■ Given entries:
________

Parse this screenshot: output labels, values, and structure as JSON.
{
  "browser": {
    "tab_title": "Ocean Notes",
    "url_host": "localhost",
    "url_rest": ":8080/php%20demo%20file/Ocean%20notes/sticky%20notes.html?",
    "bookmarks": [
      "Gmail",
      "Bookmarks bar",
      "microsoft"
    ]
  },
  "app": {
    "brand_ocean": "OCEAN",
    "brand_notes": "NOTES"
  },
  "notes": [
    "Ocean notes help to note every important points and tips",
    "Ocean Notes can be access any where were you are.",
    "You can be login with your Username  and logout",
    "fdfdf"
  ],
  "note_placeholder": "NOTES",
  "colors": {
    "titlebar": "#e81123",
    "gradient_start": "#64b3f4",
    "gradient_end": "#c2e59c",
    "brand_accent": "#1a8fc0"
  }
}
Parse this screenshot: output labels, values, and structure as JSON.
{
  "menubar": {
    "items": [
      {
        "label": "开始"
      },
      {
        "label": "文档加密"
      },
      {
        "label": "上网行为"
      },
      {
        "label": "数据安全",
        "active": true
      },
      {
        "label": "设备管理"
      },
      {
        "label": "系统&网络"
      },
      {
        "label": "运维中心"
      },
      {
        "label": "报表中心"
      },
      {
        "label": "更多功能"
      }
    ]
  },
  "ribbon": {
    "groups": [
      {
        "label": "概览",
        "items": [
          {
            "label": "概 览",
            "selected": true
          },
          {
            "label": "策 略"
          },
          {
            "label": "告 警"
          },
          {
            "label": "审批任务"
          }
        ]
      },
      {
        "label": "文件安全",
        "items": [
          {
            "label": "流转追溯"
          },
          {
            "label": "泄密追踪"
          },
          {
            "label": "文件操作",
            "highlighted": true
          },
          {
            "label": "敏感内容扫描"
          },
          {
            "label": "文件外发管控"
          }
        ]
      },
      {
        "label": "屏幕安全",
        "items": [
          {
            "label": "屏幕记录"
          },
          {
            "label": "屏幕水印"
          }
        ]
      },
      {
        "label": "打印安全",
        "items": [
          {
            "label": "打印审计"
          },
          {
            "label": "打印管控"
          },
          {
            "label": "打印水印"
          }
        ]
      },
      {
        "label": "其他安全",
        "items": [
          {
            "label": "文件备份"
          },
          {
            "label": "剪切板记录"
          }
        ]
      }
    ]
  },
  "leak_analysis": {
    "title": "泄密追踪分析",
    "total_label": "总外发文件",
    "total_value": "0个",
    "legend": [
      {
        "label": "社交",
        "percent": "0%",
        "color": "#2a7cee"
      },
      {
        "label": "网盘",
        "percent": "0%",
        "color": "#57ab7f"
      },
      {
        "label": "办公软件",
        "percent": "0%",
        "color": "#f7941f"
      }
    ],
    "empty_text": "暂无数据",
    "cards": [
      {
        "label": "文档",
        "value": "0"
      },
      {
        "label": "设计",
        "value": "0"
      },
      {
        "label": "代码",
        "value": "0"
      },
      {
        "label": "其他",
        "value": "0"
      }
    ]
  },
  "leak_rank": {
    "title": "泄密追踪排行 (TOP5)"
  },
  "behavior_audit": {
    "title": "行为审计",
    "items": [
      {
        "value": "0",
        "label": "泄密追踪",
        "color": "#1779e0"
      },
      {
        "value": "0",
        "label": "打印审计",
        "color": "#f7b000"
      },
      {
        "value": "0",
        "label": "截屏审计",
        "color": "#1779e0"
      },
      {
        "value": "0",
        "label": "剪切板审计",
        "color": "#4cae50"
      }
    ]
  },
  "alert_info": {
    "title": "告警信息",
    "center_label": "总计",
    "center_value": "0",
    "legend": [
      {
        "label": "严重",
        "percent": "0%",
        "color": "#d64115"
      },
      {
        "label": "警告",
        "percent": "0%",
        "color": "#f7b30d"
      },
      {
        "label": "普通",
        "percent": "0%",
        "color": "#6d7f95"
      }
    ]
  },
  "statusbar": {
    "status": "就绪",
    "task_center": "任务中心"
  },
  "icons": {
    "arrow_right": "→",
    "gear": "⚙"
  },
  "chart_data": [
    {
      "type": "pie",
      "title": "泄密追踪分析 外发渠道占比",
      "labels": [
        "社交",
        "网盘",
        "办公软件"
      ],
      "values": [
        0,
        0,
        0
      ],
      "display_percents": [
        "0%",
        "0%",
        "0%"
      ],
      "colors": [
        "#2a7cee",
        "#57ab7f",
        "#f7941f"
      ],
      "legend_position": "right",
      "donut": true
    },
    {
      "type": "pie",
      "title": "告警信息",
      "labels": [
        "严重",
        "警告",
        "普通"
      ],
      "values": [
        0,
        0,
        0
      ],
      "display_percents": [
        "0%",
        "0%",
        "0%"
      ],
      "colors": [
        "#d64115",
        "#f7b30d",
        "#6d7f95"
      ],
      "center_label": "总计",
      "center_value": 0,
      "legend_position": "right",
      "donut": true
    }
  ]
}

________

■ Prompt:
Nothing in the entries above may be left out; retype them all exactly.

■ Reply to the exercise:
Parse this screenshot: output labels, values, and structure as JSON.
{
  "browser": {
    "tab_title": "Ocean Notes",
    "url_host": "localhost",
    "url_rest": ":8080/php%20demo%20file/Ocean%20notes/sticky%20notes.html?",
    "bookmarks": [
      "Gmail",
      "Bookmarks bar",
      "microsoft"
    ]
  },
  "app": {
    "brand_ocean": "OCEAN",
    "brand_notes": "NOTES"
  },
  "notes": [
    "Ocean notes help to note every important points and tips",
    "Ocean Notes can be access any where were you are.",
    "You can be login with your Username  and logout",
    "fdfdf"
  ],
  "note_placeholder": "NOTES",
  "colors": {
    "titlebar": "#e81123",
    "gradient_start": "#64b3f4",
    "gradient_end": "#c2e59c",
    "brand_accent": "#1a8fc0"
  }
}
Parse this screenshot: output labels, values, and structure as JSON.
{
  "menubar": {
    "items": [
      {
        "label": "开始"
      },
      {
        "label": "文档加密"
      },
      {
        "label": "上网行为"
      },
      {
        "label": "数据安全",
        "active": true
      },
      {
        "label": "设备管理"
      },
      {
        "label": "系统&网络"
      },
      {
        "label": "运维中心"
      },
      {
        "label": "报表中心"
      },
      {
        "label": "更多功能"
      }
    ]
  },
  "ribbon": {
    "groups": [
      {
        "label": "概览",
        "items": [
          {
            "label": "概 览",
            "selected": true
          },
          {
            "label": "策 略"
          },
          {
            "label": "告 警"
          },
          {
            "label": "审批任务"
          }
        ]
      },
      {
        "label": "文件安全",
        "items": [
          {
            "label": "流转追溯"
          },
          {
            "label": "泄密追踪"
          },
          {
            "label": "文件操作",
            "highlighted": true
          },
          {
            "label": "敏感内容扫描"
          },
          {
            "label": "文件外发管控"
          }
        ]
      },
      {
        "label": "屏幕安全",
        "items": [
          {
            "label": "屏幕记录"
          },
          {
            "label": "屏幕水印"
          }
        ]
      },
      {
        "label": "打印安全",
        "items": [
          {
            "label": "打印审计"
          },
          {
            "label": "打印管控"
          },
          {
            "label": "打印水印"
          }
        ]
      },
      {
        "label": "其他安全",
        "items": [
          {
            "label": "文件备份"
          },
          {
            "label": "剪切板记录"
          }
        ]
      }
    ]
  },
  "leak_analysis": {
    "title": "泄密追踪分析",
    "total_label": "总外发文件",
    "total_value": "0个",
    "legend": [
      {
        "label": "社交",
        "percent": "0%",
        "color": "#2a7cee"
      },
      {
        "label": "网盘",
        "percent": "0%",
        "color": "#57ab7f"
      },
      {
        "label": "办公软件",
        "percent": "0%",
        "color": "#f7941f"
      }
    ],
    "empty_text": "暂无数据",
    "cards": [
      {
        "label": "文档",
        "value": "0"
      },
      {
        "label": "设计",
        "value": "0"
      },
      {
        "label": "代码",
        "value": "0"
      },
      {
        "label": "其他",
        "value": "0"
      }
    ]
  },
  "leak_rank": {
    "title": "泄密追踪排行 (TOP5)"
  },
  "behavior_audit": {
    "title": "行为审计",
    "items": [
      {
        "value": "0",
        "label": "泄密追踪",
        "color": "#1779e0"
      },
      {
        "value": "0",
        "label": "打印审计",
        "color": "#f7b000"
      },
      {
        "value": "0",
        "label": "截屏审计",
        "color": "#1779e0"
      },
      {
        "value": "0",
        "label": "剪切板审计",
        "color": "#4cae50"
      }
    ]
  },
  "alert_info": {
    "title": "告警信息",
    "center_label": "总计",
    "center_value": "0",
    "legend": [
      {
        "label": "严重",
        "percent": "0%",
        "color": "#d64115"
      },
      {
        "label": "警告",
        "percent": "0%",
        "color": "#f7b30d"
      },
      {
        "label": "普通",
        "percent": "0%",
        "color": "#6d7f95"
      }
    ]
  },
  "statusbar": {
    "status": "就绪",
    "task_center": "任务中心"
  },
  "icons": {
    "arrow_right": "→",
    "gear": "⚙"
  },
  "chart_data": [
    {
      "type": "pie",
      "title": "泄密追踪分析 外发渠道占比",
      "labels": [
        "社交",
        "网盘",
        "办公软件"
      ],
      "values": [
        0,
        0,
        0
      ],
      "display_percents": [
        "0%",
        "0%",
        "0%"
      ],
      "colors": [
        "#2a7cee",
        "#57ab7f",
        "#f7941f"
      ],
      "legend_position": "right",
      "donut": true
    },
    {
      "type": "pie",
      "title": "告警信息",
      "labels": [
        "严重",
        "警告",
        "普通"
      ],
      "values": [
        0,
        0,
        0
      ],
      "display_percents": [
        "0%",
        "0%",
        "0%"
      ],
      "colors": [
        "#d64115",
        "#f7b30d",
        "#6d7f95"
      ],
      "center_label": "总计",
      "center_value": 0,
      "legend_position": "right",
      "donut": true
    }
  ]
}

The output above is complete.